Responding to a Request for Evidence (RFE) for an I-751, Petition to Remove Conditions on Residence.

Question: I am a naturalized citizen and filed all of my own immigration paperwork. Recently, I filed my wife’s I-751, Petition to Remove Conditions on Residence. I submitted the following evidence with the petition: joint tax returns, a joint mortgage, joint health insurance policies, a life insurance policy naming my wife as the beneficiary, joint tax statements, photos, and mail addressed to both my wife and me at our joint addresses. Despite this overwhelming evidence, I still received a Request for Evidence (RFE).

I provided everything I could with the initial petition, so I am not sure what else I can provide. Do you have any suggestions?

Answer: Thank you for your question. Your experience highlights the one issue that practitioners like me encounter all the time. We make every effort to provide enough information to avoid an RFE, however, despite our best efforts, we end up having to provide additional information. RFEs are, in some cases, an financial burden to our clients, and ultimately reflect poorly on the practitioner ( and in most cases unjustifiably).

It appears from the information above that you provided a lot of evidence with your I-751. Without the benefit of reviewing your I-751 petition and the evidence you provided with it, I cannot advise you on what additional information you should include. However, here is a list of evidence you should consider including in your RFE response: (1) leases in both of your names, (2) If no leases, affidavits from everyone you lived with, (3) affidavits from neighbors who saw you living together, (4) affidavits from friends who visited you at your homes, (5) pay stubs showing joint address, (6) W-2s or any other documents showing joint address, (7) Facebook or Instagram pictures, (8) Wills, (9) Gym memberships, (10) Cell phone records showing calls and texts, (11) HIPPA releases, (12) Emergency contact designations. 

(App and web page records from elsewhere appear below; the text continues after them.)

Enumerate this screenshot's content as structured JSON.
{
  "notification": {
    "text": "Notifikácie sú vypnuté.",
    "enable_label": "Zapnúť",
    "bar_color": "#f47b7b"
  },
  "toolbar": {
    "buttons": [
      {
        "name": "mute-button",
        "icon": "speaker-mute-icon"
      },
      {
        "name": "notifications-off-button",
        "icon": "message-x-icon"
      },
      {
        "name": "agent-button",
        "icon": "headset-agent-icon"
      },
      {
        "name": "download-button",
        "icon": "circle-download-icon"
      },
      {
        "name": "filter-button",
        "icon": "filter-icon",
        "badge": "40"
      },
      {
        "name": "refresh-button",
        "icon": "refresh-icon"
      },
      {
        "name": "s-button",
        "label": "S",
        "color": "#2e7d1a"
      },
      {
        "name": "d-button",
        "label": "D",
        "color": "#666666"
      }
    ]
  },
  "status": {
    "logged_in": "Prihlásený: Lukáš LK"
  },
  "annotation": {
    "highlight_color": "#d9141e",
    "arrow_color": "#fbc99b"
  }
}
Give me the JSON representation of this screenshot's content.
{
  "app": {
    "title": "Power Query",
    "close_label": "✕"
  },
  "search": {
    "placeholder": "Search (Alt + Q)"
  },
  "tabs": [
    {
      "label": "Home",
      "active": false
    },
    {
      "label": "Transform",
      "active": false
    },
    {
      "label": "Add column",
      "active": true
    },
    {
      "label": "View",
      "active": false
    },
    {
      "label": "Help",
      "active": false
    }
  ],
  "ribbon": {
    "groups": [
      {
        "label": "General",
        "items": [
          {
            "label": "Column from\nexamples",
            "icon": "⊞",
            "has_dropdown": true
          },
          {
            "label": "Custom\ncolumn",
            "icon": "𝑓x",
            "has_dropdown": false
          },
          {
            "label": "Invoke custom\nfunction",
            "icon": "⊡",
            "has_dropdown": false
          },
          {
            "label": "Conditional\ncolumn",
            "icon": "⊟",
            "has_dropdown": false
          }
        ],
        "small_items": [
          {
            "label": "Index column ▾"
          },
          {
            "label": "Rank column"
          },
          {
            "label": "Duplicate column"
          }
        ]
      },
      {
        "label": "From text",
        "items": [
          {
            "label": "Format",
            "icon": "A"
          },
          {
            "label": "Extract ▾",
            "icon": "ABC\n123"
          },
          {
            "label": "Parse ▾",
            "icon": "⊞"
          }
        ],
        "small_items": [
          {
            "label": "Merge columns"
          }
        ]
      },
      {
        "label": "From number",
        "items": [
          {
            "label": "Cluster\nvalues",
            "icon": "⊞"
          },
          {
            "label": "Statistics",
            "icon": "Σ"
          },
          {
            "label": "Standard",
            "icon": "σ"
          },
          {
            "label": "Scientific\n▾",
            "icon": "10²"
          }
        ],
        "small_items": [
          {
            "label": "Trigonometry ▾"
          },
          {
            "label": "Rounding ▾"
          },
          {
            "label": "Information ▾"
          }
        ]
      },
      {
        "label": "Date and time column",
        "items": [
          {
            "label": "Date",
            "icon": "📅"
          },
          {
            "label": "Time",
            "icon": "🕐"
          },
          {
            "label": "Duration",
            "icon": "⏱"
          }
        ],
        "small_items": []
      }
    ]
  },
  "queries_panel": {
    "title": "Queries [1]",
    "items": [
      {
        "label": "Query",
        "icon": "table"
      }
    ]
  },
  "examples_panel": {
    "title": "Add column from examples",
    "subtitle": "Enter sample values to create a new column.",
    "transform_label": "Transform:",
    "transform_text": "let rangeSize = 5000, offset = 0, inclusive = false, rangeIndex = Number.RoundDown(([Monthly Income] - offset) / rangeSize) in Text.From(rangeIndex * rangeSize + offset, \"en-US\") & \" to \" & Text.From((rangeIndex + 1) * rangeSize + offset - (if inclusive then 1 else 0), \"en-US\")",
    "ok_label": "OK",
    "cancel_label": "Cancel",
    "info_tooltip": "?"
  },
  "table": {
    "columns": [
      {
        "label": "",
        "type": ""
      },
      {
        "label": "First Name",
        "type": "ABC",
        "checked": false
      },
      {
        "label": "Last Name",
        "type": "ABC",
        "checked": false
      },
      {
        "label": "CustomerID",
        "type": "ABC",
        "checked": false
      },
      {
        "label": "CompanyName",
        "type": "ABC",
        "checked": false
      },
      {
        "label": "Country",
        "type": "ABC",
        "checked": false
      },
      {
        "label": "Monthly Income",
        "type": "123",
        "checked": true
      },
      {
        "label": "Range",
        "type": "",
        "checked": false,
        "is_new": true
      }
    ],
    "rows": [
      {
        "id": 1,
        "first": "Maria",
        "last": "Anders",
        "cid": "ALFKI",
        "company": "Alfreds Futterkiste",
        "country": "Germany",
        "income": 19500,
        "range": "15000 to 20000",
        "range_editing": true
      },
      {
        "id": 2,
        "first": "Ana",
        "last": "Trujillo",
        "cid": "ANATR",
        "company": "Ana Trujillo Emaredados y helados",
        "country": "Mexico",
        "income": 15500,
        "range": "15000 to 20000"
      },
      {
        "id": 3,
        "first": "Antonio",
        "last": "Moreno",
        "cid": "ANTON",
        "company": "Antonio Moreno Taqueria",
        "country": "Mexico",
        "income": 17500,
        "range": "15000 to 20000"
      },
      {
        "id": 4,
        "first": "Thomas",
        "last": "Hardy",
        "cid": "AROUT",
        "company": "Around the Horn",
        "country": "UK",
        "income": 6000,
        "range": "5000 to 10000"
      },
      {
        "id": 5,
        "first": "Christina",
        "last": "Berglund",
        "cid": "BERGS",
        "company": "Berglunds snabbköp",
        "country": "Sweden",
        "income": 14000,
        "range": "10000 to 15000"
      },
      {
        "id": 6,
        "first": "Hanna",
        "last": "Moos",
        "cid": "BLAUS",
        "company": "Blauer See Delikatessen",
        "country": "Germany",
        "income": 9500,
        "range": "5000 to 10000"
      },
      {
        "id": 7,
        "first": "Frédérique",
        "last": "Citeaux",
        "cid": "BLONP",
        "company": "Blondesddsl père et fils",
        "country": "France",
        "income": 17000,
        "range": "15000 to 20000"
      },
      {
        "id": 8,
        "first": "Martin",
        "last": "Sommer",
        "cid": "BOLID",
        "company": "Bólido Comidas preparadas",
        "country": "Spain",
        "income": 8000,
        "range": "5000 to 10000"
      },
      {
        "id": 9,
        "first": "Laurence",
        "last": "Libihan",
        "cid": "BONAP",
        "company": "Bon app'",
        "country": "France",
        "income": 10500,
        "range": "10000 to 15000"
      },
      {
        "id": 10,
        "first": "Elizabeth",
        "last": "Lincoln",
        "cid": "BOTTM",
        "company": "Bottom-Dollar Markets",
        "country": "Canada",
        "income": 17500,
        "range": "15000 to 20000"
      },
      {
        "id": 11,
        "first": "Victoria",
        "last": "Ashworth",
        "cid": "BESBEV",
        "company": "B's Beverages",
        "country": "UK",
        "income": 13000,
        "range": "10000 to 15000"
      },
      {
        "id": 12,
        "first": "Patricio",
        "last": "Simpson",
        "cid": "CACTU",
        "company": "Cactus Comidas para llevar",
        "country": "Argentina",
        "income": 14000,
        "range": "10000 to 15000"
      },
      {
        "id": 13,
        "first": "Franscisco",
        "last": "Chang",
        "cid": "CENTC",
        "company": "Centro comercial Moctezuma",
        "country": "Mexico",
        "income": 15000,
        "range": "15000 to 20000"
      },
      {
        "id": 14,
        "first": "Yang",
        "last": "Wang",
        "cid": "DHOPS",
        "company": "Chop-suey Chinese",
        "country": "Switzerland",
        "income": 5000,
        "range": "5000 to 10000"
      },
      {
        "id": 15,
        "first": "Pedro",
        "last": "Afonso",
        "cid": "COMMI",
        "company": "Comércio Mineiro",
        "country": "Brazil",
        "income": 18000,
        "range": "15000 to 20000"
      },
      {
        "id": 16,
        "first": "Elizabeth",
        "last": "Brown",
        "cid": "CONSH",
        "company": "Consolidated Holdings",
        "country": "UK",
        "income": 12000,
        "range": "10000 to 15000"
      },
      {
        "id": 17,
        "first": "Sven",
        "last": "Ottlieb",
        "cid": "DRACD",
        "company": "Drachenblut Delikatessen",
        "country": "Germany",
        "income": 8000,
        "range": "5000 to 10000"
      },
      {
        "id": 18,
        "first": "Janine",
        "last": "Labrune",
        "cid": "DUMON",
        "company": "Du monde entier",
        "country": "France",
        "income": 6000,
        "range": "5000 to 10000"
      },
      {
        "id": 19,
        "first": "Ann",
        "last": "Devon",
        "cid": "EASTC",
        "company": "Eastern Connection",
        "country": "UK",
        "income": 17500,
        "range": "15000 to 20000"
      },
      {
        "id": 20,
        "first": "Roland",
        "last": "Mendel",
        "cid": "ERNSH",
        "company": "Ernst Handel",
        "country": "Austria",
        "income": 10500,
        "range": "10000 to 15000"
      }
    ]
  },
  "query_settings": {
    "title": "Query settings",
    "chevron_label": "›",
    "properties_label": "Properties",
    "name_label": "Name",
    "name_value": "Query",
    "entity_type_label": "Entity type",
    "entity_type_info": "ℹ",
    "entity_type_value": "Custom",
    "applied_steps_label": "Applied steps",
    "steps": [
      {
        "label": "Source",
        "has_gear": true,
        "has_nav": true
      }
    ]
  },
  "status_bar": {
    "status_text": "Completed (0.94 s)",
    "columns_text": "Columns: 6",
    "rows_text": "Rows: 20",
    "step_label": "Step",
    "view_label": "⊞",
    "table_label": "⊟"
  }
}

This is not an exhaustive list. Rather, it is a guide to help you consider options that you may not have considered before. If you find that you are scraping the bottom of the barrel for information that is okay, we all experience that feeling. You will have to be creative with the information you provide, but nevertheless insure that you provide evidence that answers the RFE request. In addition, make sure that the evidence you present dates back to a time prior to the issuance of the RFE. Providing evidence dating after the RFE will most likely be given less weight and be viewed as an attempt to overcome the RFE, not real proof that you and your wife have a valid marriage.

I hope this information was helpful. If you have any additional questions, please feel free to contact the office at (716) 565-6270 or by email at nmurchie@murchielaw.com. Best of luck!